Recipe

Hot smoked chorizo croquetas

by Ed Smith

Crispy croquetas flavoured with smoked chorizo

Is there a better pre-meal snack than croquetas? Crisp on the outside, molten and creamy in the middle, these are flavoured with smoked chorizo from Brindisa, which is of such quality that a little goes a long way.

Ingredients

80g salted butter
1 small banana shallot, very finely diced
120g plain flour
100g fully cured and smoked chorizo, diced into 2-3mm cubes
600g whole milk, warmed
60g manchego or non-too mature cheddar, finely grated
1 large egg, beaten
60g dry white breadcrumbs, finely ground

Method

Put the butter into a medium-sized saucepan on a low-medium heat. Allow the butter to melt, then add the diced shallot and cook to soften for 3 mins. Add the flour and beat into the butter with a wooden spoon, continuing to cook and beat regularly for 5 mins. The roux will be quite stiff, but don’t panic. Add the chorizo to the pan and allow to warm through for 2 mins, continuing to stir so the flour doesn’t burn or stick, and so the fat from the chorizo begins to melt into the roux and helps loosen it.

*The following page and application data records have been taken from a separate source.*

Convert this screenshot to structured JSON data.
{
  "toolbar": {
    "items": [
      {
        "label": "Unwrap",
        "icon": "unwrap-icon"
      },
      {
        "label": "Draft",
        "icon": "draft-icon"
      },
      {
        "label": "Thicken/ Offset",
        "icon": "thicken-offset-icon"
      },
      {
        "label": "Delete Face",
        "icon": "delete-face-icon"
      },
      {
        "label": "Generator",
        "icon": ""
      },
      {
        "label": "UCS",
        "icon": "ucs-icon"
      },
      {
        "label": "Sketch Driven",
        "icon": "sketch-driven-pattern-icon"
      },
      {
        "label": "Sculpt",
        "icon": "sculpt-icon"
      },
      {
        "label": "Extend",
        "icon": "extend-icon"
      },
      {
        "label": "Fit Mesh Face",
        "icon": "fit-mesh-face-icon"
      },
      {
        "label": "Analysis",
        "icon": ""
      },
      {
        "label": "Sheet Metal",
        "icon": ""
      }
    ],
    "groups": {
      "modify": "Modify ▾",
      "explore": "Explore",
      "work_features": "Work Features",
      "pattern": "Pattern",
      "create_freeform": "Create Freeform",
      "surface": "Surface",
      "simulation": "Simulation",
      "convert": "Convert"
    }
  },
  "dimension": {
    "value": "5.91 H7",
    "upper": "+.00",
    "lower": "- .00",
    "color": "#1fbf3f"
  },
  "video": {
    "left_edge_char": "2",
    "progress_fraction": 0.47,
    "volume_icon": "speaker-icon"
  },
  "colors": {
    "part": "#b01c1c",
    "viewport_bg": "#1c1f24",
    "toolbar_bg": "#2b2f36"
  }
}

Begin to add the warmed milk one ladle at a time, stirring vigorously to fully incorporate before adding the next. Once all the milk is used, cook the sauce very gently for a further 3-5 mins over a low heat, stirring occasionally.

Taste to ensure the mix does not taste like raw flour, then add the grated cheese, stir until melted, and decant to a small container. Leave for 1 hour to cool to room temperature, then cover the container and chill in the fridge for at least 2 hours more.

Measure the chilled filling into 24g balls (the size of a golf ball, if you’ve not got a scale), then roll the balls first in beaten egg, and then breadcrumbs before deep-frying for 2 mins at a temperature between 170C-180C. The crust should be golden, the centre molten and creamy. You may need to work in batches.

Transfer the croquetas onto a tray lined with a paper towel to soak up excess grease. Season with sea salt and serve, perhaps with a splodge of aioli or fresh mayo, though on their own they’re fine too.

Recipe & images: Ed Smith